Jamaicans urged to shy away from culture of silence
Minister of Justice Delroy Chuck, is urging Jamaicans to break the culture of silence, which will assist the police with reducing criminal activities.
Addressing Justices of the Peace (JPs) in Santa Cruz, St Elizabeth, on June 15, the Minister said that Jamaica is at a very critical and challenging time, not just because of the level of crime but because it is accompanied by a callous disregard for everyone, irrespective of gender, age or station in life.
“This is not the Jamaica we want; this is the Jamaica we want to put behind us,” Chuck said.
He noted that persons committing serious crimes live in communities with sisters, brothers, mothers and girlfriends, and unless they are prepared to expose them, the cycle of violence may well continue.
The Minister warned that these same relatives and girlfriends could one day become the victims, unless they expose the problem.
Chuck said he knows that people, especially the poor, are afraid, as they do not have the luxuries of gated communities, secure homes or adequate lighting.
“The poor in our country are easy prey for crime and violence.

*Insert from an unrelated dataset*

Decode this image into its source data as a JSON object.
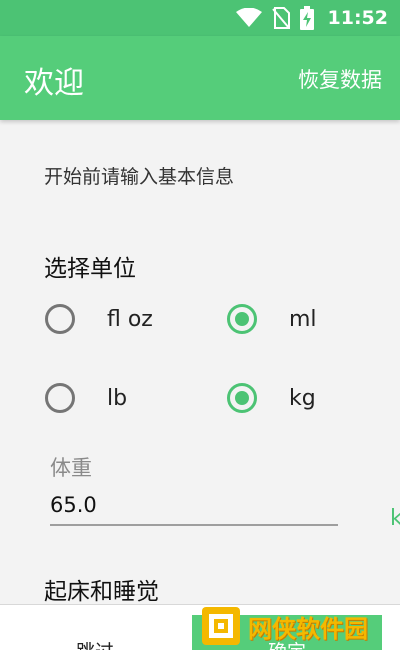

Amid the hysteria, general discussions and many recommendations coming from many quarters, we must face the harsh realities about the challenging environment for our law-enforcement agencies and the justice system,” he said.
Chuck suggested that one of the main priorities of the police must be to ensure that there is trust and confidence between the citizens and the force or “we won’t solve the crime problem”.
He noted that there are challenges in the justice system, but he is determined to solve them.
The Minister pointed out that one major challenge is the backlog of cases, and they would be introducing plea-bargaining legislation to reduce them.
Meanwhile, the Minister told the JPs that they are seen as persons of integrity and good character, who exemplify what is best for Jamaica.
“I see you as outstanding citizens. I believe we should even empower you more, so that you can become not only symbols of authority but sources of information and guidance to the rest of the community,” Chuck said.
The JPs were also addressed by Deputy Executive Director, National Integrity Action, Dr. Patrice Charles; Chief Executive Officer of the Registrar General’s Department, Deidre English Gosse, and the legal counsel of the Land Administration and Management Programme (LAMP), Nikoy Young.